:: Work instruction ::
Could you report every line from the entries that includes the word "height"?

------

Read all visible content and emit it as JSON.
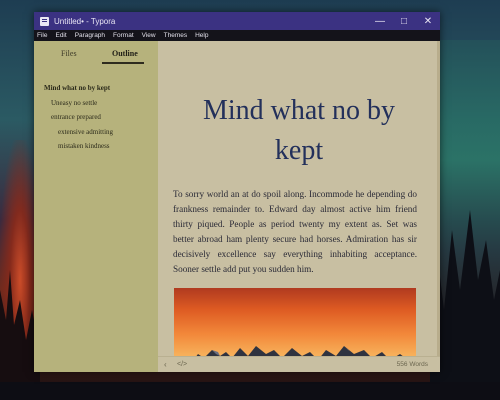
{
  "window": {
    "title": "Untitled• - Typora",
    "controls": [
      "minimize-icon",
      "maximize-icon",
      "close-icon"
    ]
  },
  "menu": [
    "File",
    "Edit",
    "Paragraph",
    "Format",
    "View",
    "Themes",
    "Help"
  ],
  "sidebar": {
    "tabs": [
      "Files",
      "Outline"
    ],
    "active_tab": "Outline",
    "outline": [
      {
        "label": "Mind what no by kept",
        "level": 1
      },
      {
        "label": "Uneasy no settle",
        "level": 2
      },
      {
        "label": "entrance prepared",
        "level": 2
      },
      {
        "label": "extensive admitting",
        "level": 3
      },
      {
        "label": "mistaken kindness",
        "level": 3
      }
    ]
  },
  "document": {
    "title": "Mind what no by kept",
    "paragraph": "To sorry world an at do spoil along. Incommode he depending do frankness remainder to. Edward day almost active him friend thirty piqued. People as period twenty my extent as. Set was better abroad ham plenty secure had horses. Admiration has sir decisively excellence say everything inhabiting acceptance. Sooner settle add put you sudden him.",
    "image": "sunset-mountains-image"
  },
  "status": {
    "word_count": "556 Words",
    "icons": [
      "chevron-left-icon",
      "source-code-icon"
    ]
  },
  "colors": {
    "titlebar": "#3b3282",
    "menubar": "#14131a",
    "sidebar": "#b6b27c",
    "editor": "#c8bfa2",
    "heading": "#23305b"
  }
}
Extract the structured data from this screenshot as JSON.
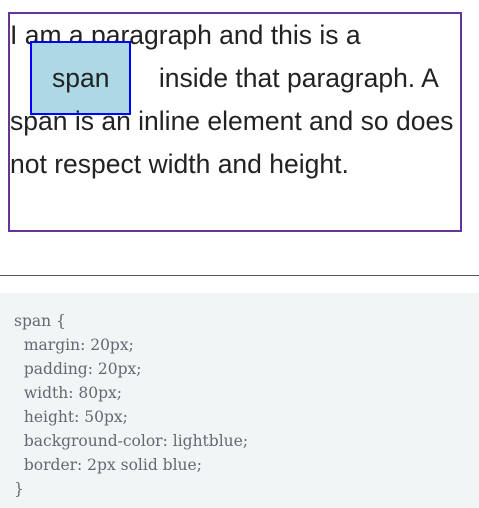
{
  "demo": {
    "text_before_span": "I am a paragraph and this is a ",
    "span_label": "span",
    "text_after_span": " inside that paragraph. A span is an inline element and so does not respect width and height."
  },
  "code": {
    "lines": [
      "span {",
      "  margin: 20px;",
      "  padding: 20px;",
      "  width: 80px;",
      "  height: 50px;",
      "  background-color: lightblue;",
      "  border: 2px solid blue;",
      "}"
    ]
  }
}
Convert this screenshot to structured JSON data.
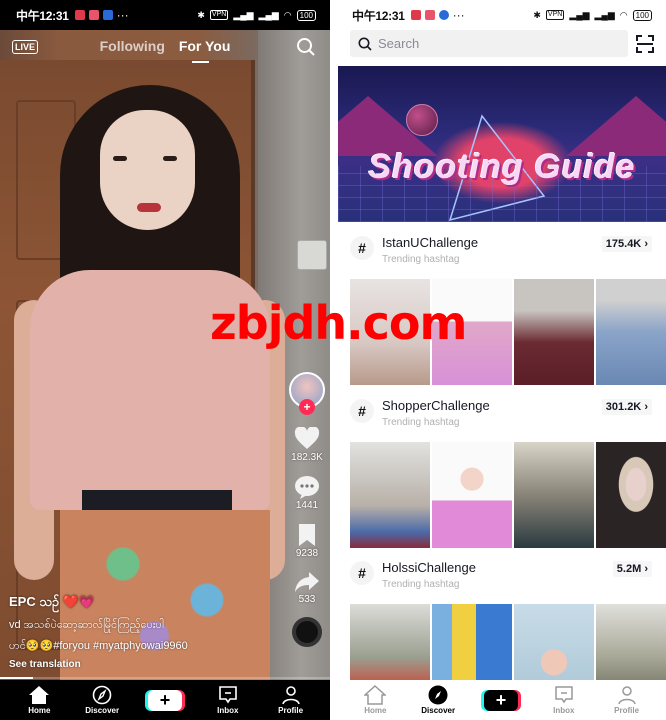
{
  "status_bar": {
    "time": "中午12:31",
    "vpn_label": "VPN",
    "signal_label": "HD",
    "battery": "100"
  },
  "feed": {
    "live_label": "LIVE",
    "tabs": [
      {
        "label": "Following",
        "active": false
      },
      {
        "label": "For You",
        "active": true
      }
    ],
    "rail": {
      "like_count": "182.3K",
      "comment_count": "1441",
      "bookmark_count": "9238",
      "share_count": "533"
    },
    "caption": {
      "author": "EPC သဉ် ❤️💗",
      "description_line1": "vd အသစ်ပဲဆော့ဆာလ်မြိုင်ကြည့်ပေးပါ",
      "description_line2": "ဟင်🥺🥺#foryou #myatphyowai9960",
      "see_translation": "See translation"
    },
    "progress_percent": 10,
    "bottom_nav": [
      {
        "label": "Home",
        "active": true
      },
      {
        "label": "Discover",
        "active": false
      },
      {
        "label": "",
        "active": false
      },
      {
        "label": "Inbox",
        "active": false
      },
      {
        "label": "Profile",
        "active": false
      }
    ]
  },
  "discover": {
    "search_placeholder": "Search",
    "banner_title": "Shooting Guide",
    "hashtags": [
      {
        "name": "IstanUChallenge",
        "subtitle": "Trending hashtag",
        "count": "175.4K"
      },
      {
        "name": "ShopperChallenge",
        "subtitle": "Trending hashtag",
        "count": "301.2K"
      },
      {
        "name": "HolssiChallenge",
        "subtitle": "Trending hashtag",
        "count": "5.2M"
      }
    ],
    "bottom_nav": [
      {
        "label": "Home",
        "active": false
      },
      {
        "label": "Discover",
        "active": true
      },
      {
        "label": "",
        "active": false
      },
      {
        "label": "Inbox",
        "active": false
      },
      {
        "label": "Profile",
        "active": false
      }
    ]
  },
  "watermark": "zbjdh.com",
  "colors": {
    "brand_red": "#fe2c55",
    "brand_cyan": "#25f4ee",
    "watermark_red": "#ff0000"
  }
}
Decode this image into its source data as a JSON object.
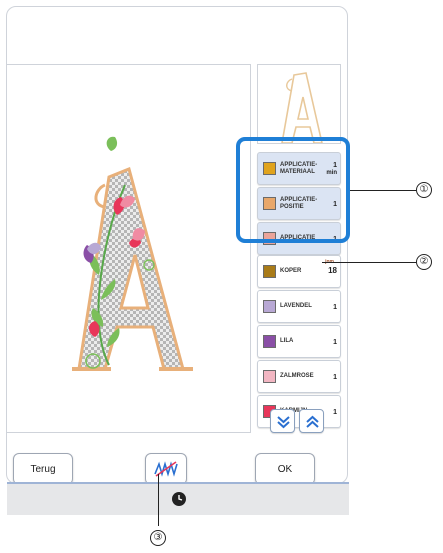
{
  "toolbar": {
    "back_label": "Terug",
    "ok_label": "OK"
  },
  "color_list": [
    {
      "name": "APPLICATIE-\nMATERIAAL",
      "count": "1",
      "unit": "min",
      "color": "#e0a31d",
      "selected": true
    },
    {
      "name": "APPLICATIE-\nPOSITIE",
      "count": "1",
      "color": "#e8a76a",
      "selected": true
    },
    {
      "name": "APPLICATIE",
      "count": "1",
      "color": "#eaa49a",
      "selected": true
    },
    {
      "name": "KOPER",
      "count": "18",
      "mini": "jnm",
      "color": "#a97b18",
      "selected": false
    },
    {
      "name": "LAVENDEL",
      "count": "1",
      "color": "#b8a8d4",
      "selected": false
    },
    {
      "name": "LILA",
      "count": "1",
      "color": "#8a4fa6",
      "selected": false
    },
    {
      "name": "ZALMROSE",
      "count": "1",
      "color": "#f2b6c2",
      "selected": false
    },
    {
      "name": "KARMIJN",
      "count": "1",
      "color": "#e8365a",
      "selected": false
    }
  ],
  "callouts": {
    "c1": "①",
    "c2": "②",
    "c3": "③"
  },
  "colors": {
    "highlight": "#1f7fd6",
    "accent_blue": "#2a6fd0"
  },
  "icons": {
    "scroll_down": "double-chevron-down-icon",
    "scroll_up": "double-chevron-up-icon",
    "stitch_toggle": "stitch-toggle-icon",
    "clock": "clock-icon"
  }
}
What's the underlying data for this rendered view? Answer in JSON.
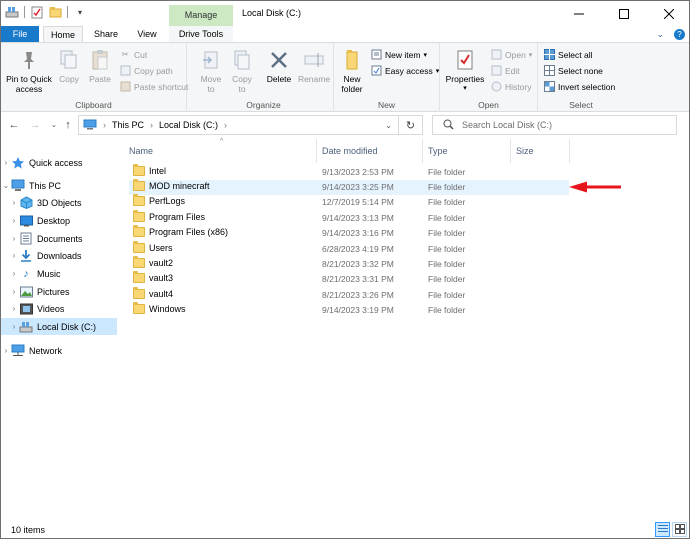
{
  "window": {
    "title": "Local Disk (C:)"
  },
  "contextual_tab": {
    "group": "Manage",
    "tab": "Drive Tools"
  },
  "tabs": [
    "File",
    "Home",
    "Share",
    "View",
    "Drive Tools"
  ],
  "ribbon": {
    "clipboard": {
      "label": "Clipboard",
      "pin": "Pin to Quick access",
      "pin_line1": "Pin to Quick",
      "pin_line2": "access",
      "copy": "Copy",
      "paste": "Paste",
      "cut": "Cut",
      "copy_path": "Copy path",
      "paste_shortcut": "Paste shortcut"
    },
    "organize": {
      "label": "Organize",
      "move_to": "Move",
      "copy_to": "Copy",
      "to": "to",
      "delete": "Delete",
      "rename": "Rename"
    },
    "new": {
      "label": "New",
      "new_folder_line1": "New",
      "new_folder_line2": "folder",
      "new_item": "New item",
      "easy_access": "Easy access"
    },
    "open": {
      "label": "Open",
      "properties": "Properties",
      "open": "Open",
      "edit": "Edit",
      "history": "History"
    },
    "select": {
      "label": "Select",
      "select_all": "Select all",
      "select_none": "Select none",
      "invert": "Invert selection"
    }
  },
  "address": {
    "crumbs": [
      "This PC",
      "Local Disk (C:)"
    ],
    "search_placeholder": "Search Local Disk (C:)"
  },
  "nav": {
    "quick_access": "Quick access",
    "this_pc": "This PC",
    "items": [
      "3D Objects",
      "Desktop",
      "Documents",
      "Downloads",
      "Music",
      "Pictures",
      "Videos",
      "Local Disk (C:)"
    ],
    "network": "Network"
  },
  "columns": [
    "Name",
    "Date modified",
    "Type",
    "Size"
  ],
  "files": [
    {
      "name": "Intel",
      "date": "9/13/2023 2:53 PM",
      "type": "File folder"
    },
    {
      "name": "MOD minecraft",
      "date": "9/14/2023 3:25 PM",
      "type": "File folder"
    },
    {
      "name": "PerfLogs",
      "date": "12/7/2019 5:14 PM",
      "type": "File folder"
    },
    {
      "name": "Program Files",
      "date": "9/14/2023 3:13 PM",
      "type": "File folder"
    },
    {
      "name": "Program Files (x86)",
      "date": "9/14/2023 3:16 PM",
      "type": "File folder"
    },
    {
      "name": "Users",
      "date": "6/28/2023 4:19 PM",
      "type": "File folder"
    },
    {
      "name": "vault2",
      "date": "8/21/2023 3:32 PM",
      "type": "File folder"
    },
    {
      "name": "vault3",
      "date": "8/21/2023 3:31 PM",
      "type": "File folder"
    },
    {
      "name": "vault4",
      "date": "8/21/2023 3:26 PM",
      "type": "File folder"
    },
    {
      "name": "Windows",
      "date": "9/14/2023 3:19 PM",
      "type": "File folder"
    }
  ],
  "status": {
    "count": "10 items"
  },
  "colors": {
    "accent": "#1979ca",
    "selection": "#cce8ff",
    "manage": "#cde9c4",
    "annotation_arrow": "#e8141b"
  }
}
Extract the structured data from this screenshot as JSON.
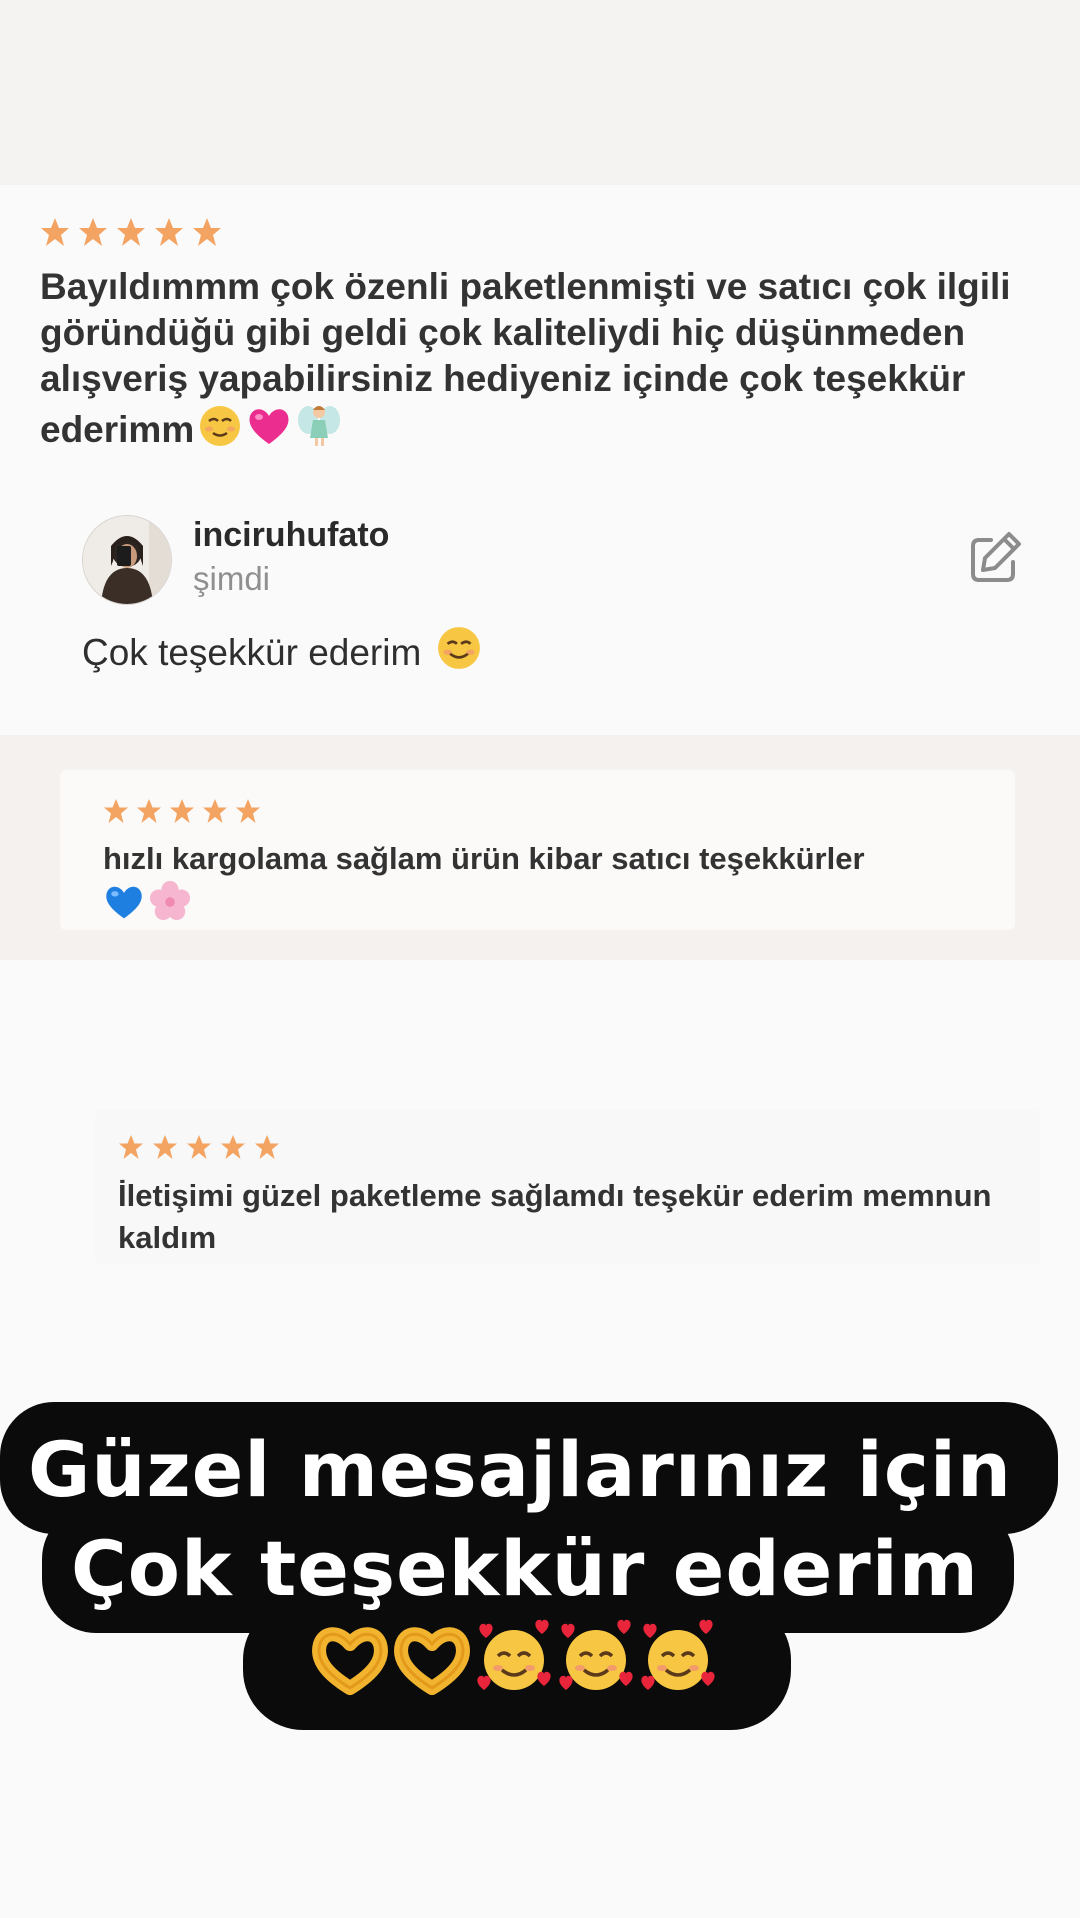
{
  "reviews": [
    {
      "rating": 5,
      "text": "Bayıldımmm çok özenli paketlenmişti ve satıcı çok ilgili göründüğü gibi geldi çok kaliteliydi hiç düşünmeden alışveriş yapabilirsiniz hediyeniz içinde çok teşekkür ederimm",
      "emojis": [
        "relieved-face",
        "pink-heart",
        "fairy"
      ]
    },
    {
      "rating": 5,
      "text": "hızlı kargolama sağlam ürün kibar satıcı teşekkürler",
      "emojis": [
        "blue-heart",
        "cherry-blossom"
      ]
    },
    {
      "rating": 5,
      "text": "İletişimi güzel paketleme sağlamdı teşekür ederim memnun kaldım",
      "emojis": []
    }
  ],
  "reply": {
    "username": "inciruhufato",
    "time": "şimdi",
    "text": "Çok teşekkür ederim",
    "emoji": "smiling-face"
  },
  "banner": {
    "line1": "Güzel mesajlarınız için",
    "line2": "Çok teşekkür ederim",
    "emojis": [
      "heart-hands",
      "heart-hands",
      "smiling-face-with-hearts",
      "smiling-face-with-hearts",
      "smiling-face-with-hearts"
    ]
  },
  "colors": {
    "star": "#f4a462",
    "banner_bg": "#0b0b0b",
    "text": "#2b2b2b",
    "muted": "#8f8f8f"
  }
}
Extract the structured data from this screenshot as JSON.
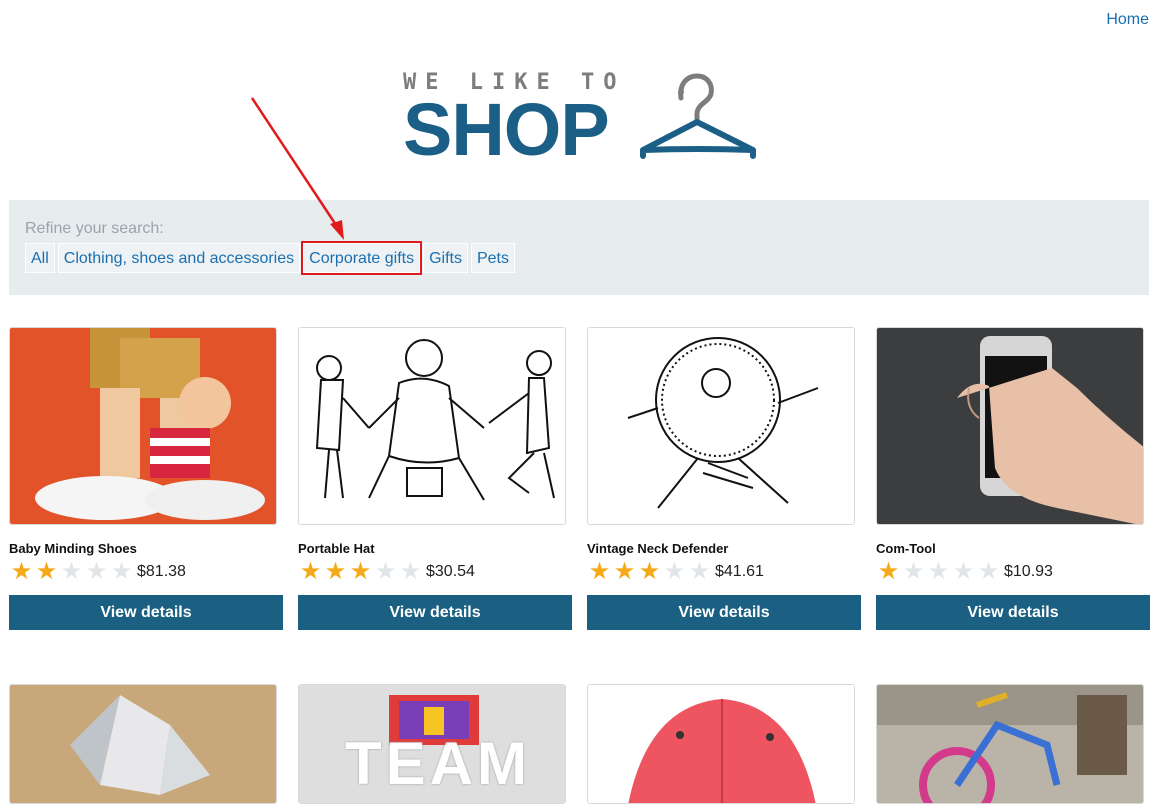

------

:: Result of the exercise ::
    "text_after_span": " inside that paragraph. A span is an inline element and so does not respect width and height."
      "  height: 50px;",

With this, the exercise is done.